The COVID-19 vaccine that is produced by Oxford-AstraZeneca was created in conjunction with Oxford University.
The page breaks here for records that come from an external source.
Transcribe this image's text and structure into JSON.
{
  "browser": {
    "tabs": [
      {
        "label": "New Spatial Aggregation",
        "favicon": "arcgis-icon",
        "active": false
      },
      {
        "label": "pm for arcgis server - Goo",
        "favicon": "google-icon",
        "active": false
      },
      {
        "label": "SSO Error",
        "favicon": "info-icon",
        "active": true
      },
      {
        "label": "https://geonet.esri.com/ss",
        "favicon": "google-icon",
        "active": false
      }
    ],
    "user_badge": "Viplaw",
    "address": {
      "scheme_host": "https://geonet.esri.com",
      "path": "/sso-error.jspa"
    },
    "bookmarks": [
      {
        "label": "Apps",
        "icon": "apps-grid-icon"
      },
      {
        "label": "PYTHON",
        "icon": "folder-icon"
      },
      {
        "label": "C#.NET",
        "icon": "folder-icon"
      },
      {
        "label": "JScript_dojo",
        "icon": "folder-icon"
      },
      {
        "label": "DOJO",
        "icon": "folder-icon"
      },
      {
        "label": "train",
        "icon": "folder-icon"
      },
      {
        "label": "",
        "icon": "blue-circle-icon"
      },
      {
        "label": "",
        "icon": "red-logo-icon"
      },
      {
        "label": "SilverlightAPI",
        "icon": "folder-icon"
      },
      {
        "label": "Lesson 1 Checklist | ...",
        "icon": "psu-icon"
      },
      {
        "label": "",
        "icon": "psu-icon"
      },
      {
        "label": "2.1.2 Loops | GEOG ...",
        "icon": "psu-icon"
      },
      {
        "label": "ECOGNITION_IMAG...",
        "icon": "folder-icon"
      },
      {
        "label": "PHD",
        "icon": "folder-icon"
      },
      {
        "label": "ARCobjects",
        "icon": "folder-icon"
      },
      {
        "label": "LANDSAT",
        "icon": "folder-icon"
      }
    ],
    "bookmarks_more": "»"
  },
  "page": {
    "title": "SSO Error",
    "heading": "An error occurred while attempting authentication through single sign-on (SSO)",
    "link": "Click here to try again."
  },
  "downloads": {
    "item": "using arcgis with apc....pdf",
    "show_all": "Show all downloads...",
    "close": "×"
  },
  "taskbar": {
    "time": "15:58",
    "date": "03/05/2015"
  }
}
It is now produced by AstraZeneca, as well as COVISHIELD, which is licensed to AstraZeneca-SKBioscience (AZ-SKBio) in South Korea and produced there.
Can I get COVID-19 while swimming?
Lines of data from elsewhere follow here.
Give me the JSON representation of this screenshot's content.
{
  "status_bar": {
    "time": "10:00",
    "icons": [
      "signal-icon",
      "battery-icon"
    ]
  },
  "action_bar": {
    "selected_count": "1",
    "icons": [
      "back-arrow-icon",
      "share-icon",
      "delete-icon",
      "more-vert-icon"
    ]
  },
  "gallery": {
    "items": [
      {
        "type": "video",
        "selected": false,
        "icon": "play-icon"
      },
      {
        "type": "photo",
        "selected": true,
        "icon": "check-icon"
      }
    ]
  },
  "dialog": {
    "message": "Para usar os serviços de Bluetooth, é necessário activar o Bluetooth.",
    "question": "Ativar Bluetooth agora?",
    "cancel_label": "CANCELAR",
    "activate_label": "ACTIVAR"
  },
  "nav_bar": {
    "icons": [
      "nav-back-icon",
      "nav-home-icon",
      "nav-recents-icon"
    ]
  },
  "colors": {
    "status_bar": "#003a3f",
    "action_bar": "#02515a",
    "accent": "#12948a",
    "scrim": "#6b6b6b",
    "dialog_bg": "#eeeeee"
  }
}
- Swimming does not provide a risk for infection with the COVID-19 virus since the virus cannot spread via water.
- On the other hand, the virus can only be passed from one person to another through intimate contact with an infected individual.
- WHAT YOU CAN DO: Even while you are swimming or at a swimming place, you should stay away from large groups and keep a gap of at least one meter from other people.
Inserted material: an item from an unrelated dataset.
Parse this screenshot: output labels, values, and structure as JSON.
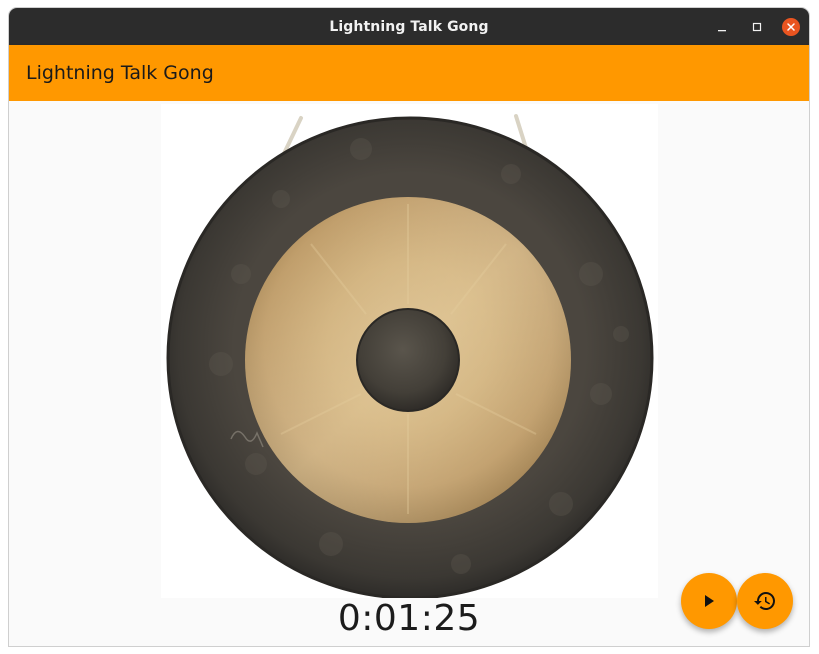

- Put on a mask whenever you are not in the water but are unable to maintain a safe distance.
- Be sure to wash your hands regularly, cover your cough or sneeze with a tissue or your elbow when you do it, and if you’re feeling sick, remain at home.
Can COVID-19 vaccines protect people against the SARS-CoV-2 virus when it has mutated?
- Check out the complete solution here.
- Vaccines against certain viral illnesses continue to be effective for a good number of years and give protection that is long-lasting.
- Others, such as the vaccination against influenza, require regular updates in order to maintain their level of efficacy.
- This is due to the fact that viruses undergo consistent mutations when they spread from person to person.
- Although the majority of SARS-CoV-2 mutations do not have an influence on the efficacy of vaccinations, a few of them are cause for concern since they may lower the level of efficiency that the currently available vaccines have.
- Scientists from all over the world are closely monitoring the mutations of the SARS-CoV-2 virus in order to determine how well the currently available COVID-19 vaccines can protect people against them.
- Vaccine manufacturers are also investigating ways to update vaccines as necessary in order to improve protection as new variants of the virus are discovered.
- Even if the efficacy of some COVID-19 vaccinations against some of the new varieties of the illness has decreased, it is anticipated that COVID-19 vaccines will still provide some protection against severe forms of the disease.
What is the percentage of people who need to be immune against COVID-19 in order to achieve herd immunity?
- Check out the complete solution here.
- Regarding immunity to COVID-19, we still have much more to understand.
- Within a few weeks of being infected with COVID-19, the majority of people will generate an immune response; however, we do not know how robust or long-lasting that immune response is, nor do we know how it varies from person to person or across various types of people.
- There have also been cases of patients getting COVID-19 for a second time, making this a potentially deadly virus.
- It will not be feasible to tell how much of a population is resistant to COVID-19 or how long that immunity lasts for until we have a better understanding of COVID-19 immunity.
- We also will not be able to make accurate forecasts about the future.
- These difficulties should make it impossible to implement any strategies that aim to boost immunity within a community by exposing individuals to an infectious disease.
Does BCG vaccine protect you from getting the coronavirus disease?
- The Bacille Calmette-Guérin vaccination, often known as BCG, has not been shown to protect people from being infected with the COVID-19 virus.
- There are now two clinical trials being conducted to investigate this subject, and the WHO will examine the evidence as soon as it is available.
- Because there is not enough data, the World Health Organization does not advise getting the BCG immunization to protect against COVID-19.
- The World Health Organization (WHO) maintains its recommendation that nations or settings with a high TB prevalence should administer the newborn BCG immunization.
Do vaccinated individuals still need to apply personal protective measures during the COVID-19 pandemic?
Vaccinated persons are nevertheless required to continue adhering to public health measures, as per the recommendations made at the national level. Vaccinated individuals are not immune to contracting the disease and passing it on to others; however, the likelihood of this happening is far lower than it is for unvaccinated individuals.